ContiReflex® Enhanced Artificial Urinary Sphincter incorporates a hydrophilic coating on all device surfaces. This hydrophilic coating will allow your surgeon to choose the aqueous solution she will dip into the device before implantation.
It is expected that a full recovery from artificial urinary sphincter implantation could take up to 6 weeks. Please keep in mind that every patient will have a different timeline for recovery. Your physician will manage your post-op care. You need to follow your physician’s suggestions for a speedy recovery. Your implanted Artificial Urinary Sphincter will be activated by your physician in your follow-up appointment, which is generally scheduled for four to six weeks after implantation.
All components of the artificial urinary sphincter are concealed in your body and can not be noticed from the outside. Others will not know that you have an artificial urinary sphincter implanted unless you choose to disclose it.
Aside from stress urinary incontinence, erectile dysfunction is another common side effect of radical prostatectomy surgery. If you are experiencing SUI and erectile dysfunction, consult a specialized physician.

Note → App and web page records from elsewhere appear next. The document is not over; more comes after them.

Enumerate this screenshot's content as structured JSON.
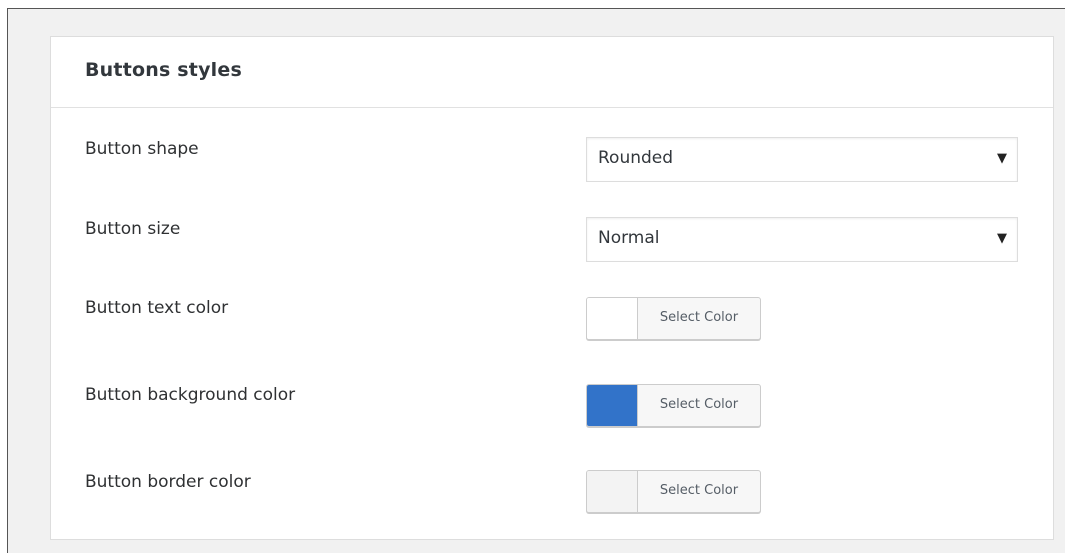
{
  "panel": {
    "title": "Buttons styles"
  },
  "settings": {
    "button_shape": {
      "label": "Button shape",
      "value": "Rounded"
    },
    "button_size": {
      "label": "Button size",
      "value": "Normal"
    },
    "button_text_color": {
      "label": "Button text color",
      "button_label": "Select Color",
      "swatch_color": "#ffffff"
    },
    "button_background_color": {
      "label": "Button background color",
      "button_label": "Select Color",
      "swatch_color": "#3273c9"
    },
    "button_border_color": {
      "label": "Button border color",
      "button_label": "Select Color",
      "swatch_color": "#f3f3f3"
    }
  },
  "icons": {
    "dropdown_arrow": "▼"
  }
}
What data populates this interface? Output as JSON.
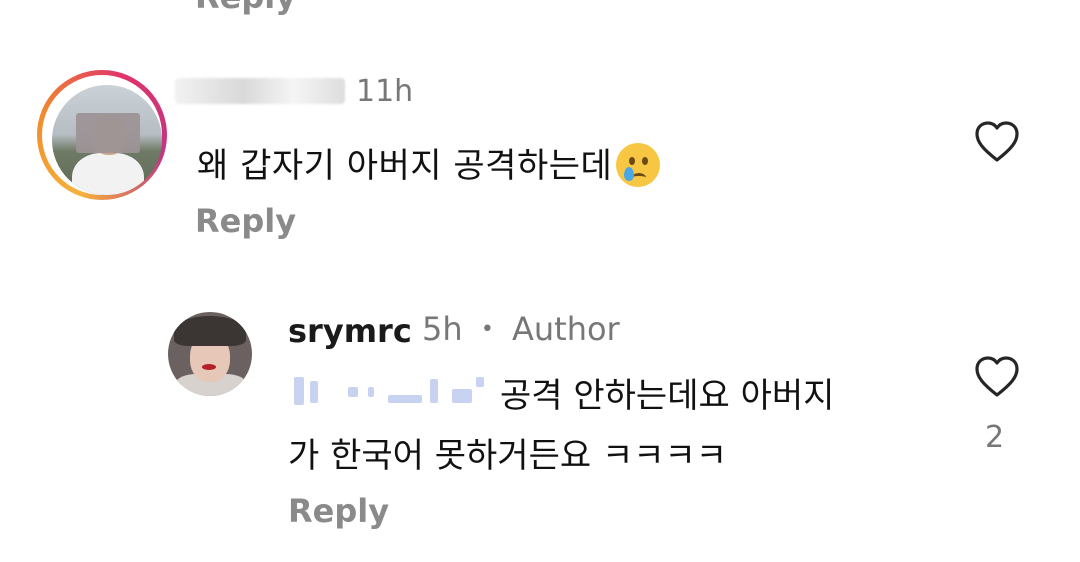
{
  "top_fragment": {
    "text": "Reply"
  },
  "comments": [
    {
      "username": "",
      "time": "11h",
      "text": "왜 갑자기 아버지 공격하는데",
      "emoji": "crying-face-icon",
      "reply_label": "Reply"
    },
    {
      "username": "srymrc",
      "time": "5h",
      "badge": "Author",
      "text_line1": "공격 안하는데요 아버지",
      "text_line2": "가 한국어 못하거든요 ㅋㅋㅋㅋ",
      "like_count": "2",
      "reply_label": "Reply"
    }
  ],
  "icons": {
    "like": "heart-outline-icon"
  },
  "colors": {
    "muted_text": "#8a8a8a",
    "story_ring": "#e0336b"
  }
}
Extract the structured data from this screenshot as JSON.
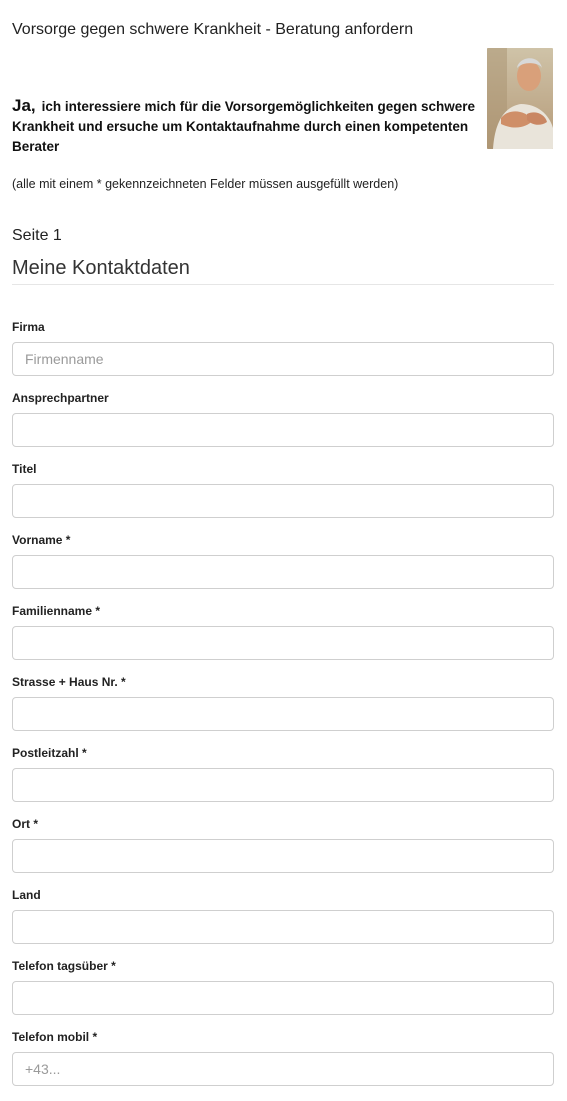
{
  "header": {
    "title": "Vorsorge gegen schwere Krankheit - Beratung anfordern"
  },
  "intro": {
    "ja": "Ja,",
    "text": "ich interessiere mich für die Vorsorgemöglichkeiten gegen schwere Krankheit und ersuche um Kontaktaufnahme durch einen kompetenten Berater"
  },
  "note": "(alle mit einem * gekennzeichneten Felder müssen ausgefüllt werden)",
  "page_label": "Seite 1",
  "section_title": "Meine Kontaktdaten",
  "fields": [
    {
      "label": "Firma",
      "placeholder": "Firmenname",
      "value": ""
    },
    {
      "label": "Ansprechpartner",
      "placeholder": "",
      "value": ""
    },
    {
      "label": "Titel",
      "placeholder": "",
      "value": ""
    },
    {
      "label": "Vorname *",
      "placeholder": "",
      "value": ""
    },
    {
      "label": "Familienname *",
      "placeholder": "",
      "value": ""
    },
    {
      "label": "Strasse + Haus Nr. *",
      "placeholder": "",
      "value": ""
    },
    {
      "label": "Postleitzahl *",
      "placeholder": "",
      "value": ""
    },
    {
      "label": "Ort *",
      "placeholder": "",
      "value": ""
    },
    {
      "label": "Land",
      "placeholder": "",
      "value": ""
    },
    {
      "label": "Telefon tagsüber *",
      "placeholder": "",
      "value": ""
    },
    {
      "label": "Telefon mobil *",
      "placeholder": "+43...",
      "value": ""
    }
  ]
}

An artificial Urinary Sphincter can be used simultaneously with Inflatable Penile Prosthesis (e.g., Infla10 Three-Piece Inflatable Penile Prosthesis).
1 Rigicon® ContiReflex® Enhanced Artificial Urinary Sphincter Instructions for Use.
2 Boysen, William, et al. “Combined Placement of Artificial Urinary Sphincter and Inflatable Penile Prosthesis Does Not Increase Risk of Perioperative Complications or Impact Long-term Device Survival.” Urology vol. 124 (2019): 264-270.